Structural characterization of a Gcn5-related N-acetyltransferase from Staphylococcus aureus.Srivastava, P., Khandokar, Y.B., Swarbrick, C.M., Roman, N., Himiari, Z., Sarker, S., Raidal, S.R., Forwood, J.K.
(2014) Plos One 9: e102348-e102348
- PubMed: 25118709
- DOI: 10.1371/journal.pone.0102348
- PubMed Abstract:
The Gcn5-related N-acetyltransferases (GNATs) are ubiquitously expressed in nature and perform a diverse range of cellular functions through the acetylation of small molecules and protein substrates. Using activated acetyl coenzyme A as a common acet ...
The Gcn5-related N-acetyltransferases (GNATs) are ubiquitously expressed in nature and perform a diverse range of cellular functions through the acetylation of small molecules and protein substrates. Using activated acetyl coenzyme A as a common acetyl donor, GNATs catalyse the transfer of an acetyl group to acceptor molecules including aminoglycoside antibiotics, glucosamine-6-phosphate, histones, serotonin and spermidine. There is often only very limited sequence conservation between members of the GNAT superfamily, in part, reflecting their capacity to bind a diverse array of substrates. In contrast, the secondary and tertiary structures are highly conserved, but then at the quaternary level there is further diversity, with GNATs shown to exist in monomeric, dimeric, or tetrameric states. Here we describe the X-ray crystallographic structure of a GNAT enzyme from Staphylococcus aureus with only low sequence identity to previously solved GNAT proteins. It contains many of the classical GNAT motifs, but lacks other hallmarks of the GNAT fold including the classic β-bulge splayed at the β-sheet interface. The protein is likely to be a dimer in solution based on analysis of the asymmetric unit within the crystal structure, homology with related GNAT family members, and size exclusion chromatography.

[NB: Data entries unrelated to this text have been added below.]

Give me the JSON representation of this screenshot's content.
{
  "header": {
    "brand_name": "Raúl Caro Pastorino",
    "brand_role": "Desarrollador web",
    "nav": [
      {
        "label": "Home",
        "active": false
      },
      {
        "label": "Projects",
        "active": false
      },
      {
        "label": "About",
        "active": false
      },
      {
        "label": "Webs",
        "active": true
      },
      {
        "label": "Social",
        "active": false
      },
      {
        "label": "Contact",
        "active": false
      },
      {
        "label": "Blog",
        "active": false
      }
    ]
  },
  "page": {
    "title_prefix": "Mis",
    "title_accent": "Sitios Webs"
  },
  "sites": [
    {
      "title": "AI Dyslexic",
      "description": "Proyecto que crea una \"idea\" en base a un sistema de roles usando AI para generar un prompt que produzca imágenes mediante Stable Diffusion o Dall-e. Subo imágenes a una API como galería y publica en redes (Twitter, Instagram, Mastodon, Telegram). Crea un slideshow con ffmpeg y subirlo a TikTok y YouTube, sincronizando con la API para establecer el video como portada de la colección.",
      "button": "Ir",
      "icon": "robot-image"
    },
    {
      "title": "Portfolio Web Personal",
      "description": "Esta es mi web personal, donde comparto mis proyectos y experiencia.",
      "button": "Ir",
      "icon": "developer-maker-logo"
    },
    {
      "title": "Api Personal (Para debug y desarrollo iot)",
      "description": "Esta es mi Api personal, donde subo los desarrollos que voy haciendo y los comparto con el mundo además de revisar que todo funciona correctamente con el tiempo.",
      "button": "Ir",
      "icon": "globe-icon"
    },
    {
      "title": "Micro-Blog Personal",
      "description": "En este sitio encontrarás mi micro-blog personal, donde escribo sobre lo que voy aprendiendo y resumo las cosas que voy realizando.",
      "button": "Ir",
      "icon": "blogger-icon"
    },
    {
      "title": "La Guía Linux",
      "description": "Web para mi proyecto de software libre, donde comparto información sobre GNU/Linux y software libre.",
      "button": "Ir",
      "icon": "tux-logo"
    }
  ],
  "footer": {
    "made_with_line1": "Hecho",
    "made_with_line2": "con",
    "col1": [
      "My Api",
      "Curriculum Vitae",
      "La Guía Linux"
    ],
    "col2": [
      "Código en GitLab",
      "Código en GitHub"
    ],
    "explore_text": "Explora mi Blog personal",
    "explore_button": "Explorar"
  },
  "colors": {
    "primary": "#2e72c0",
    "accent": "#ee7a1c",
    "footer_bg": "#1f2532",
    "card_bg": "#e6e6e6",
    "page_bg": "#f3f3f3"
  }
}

The study provides the first high resolution structure of this enzyme, providing a strong platform for substrate and cofactor modelling, and structural/functional comparisons within this diverse enzyme superfamily.
School of Biomedical Sciences, Charles Sturt University, Wagga Wagga, New South Wales, Australia.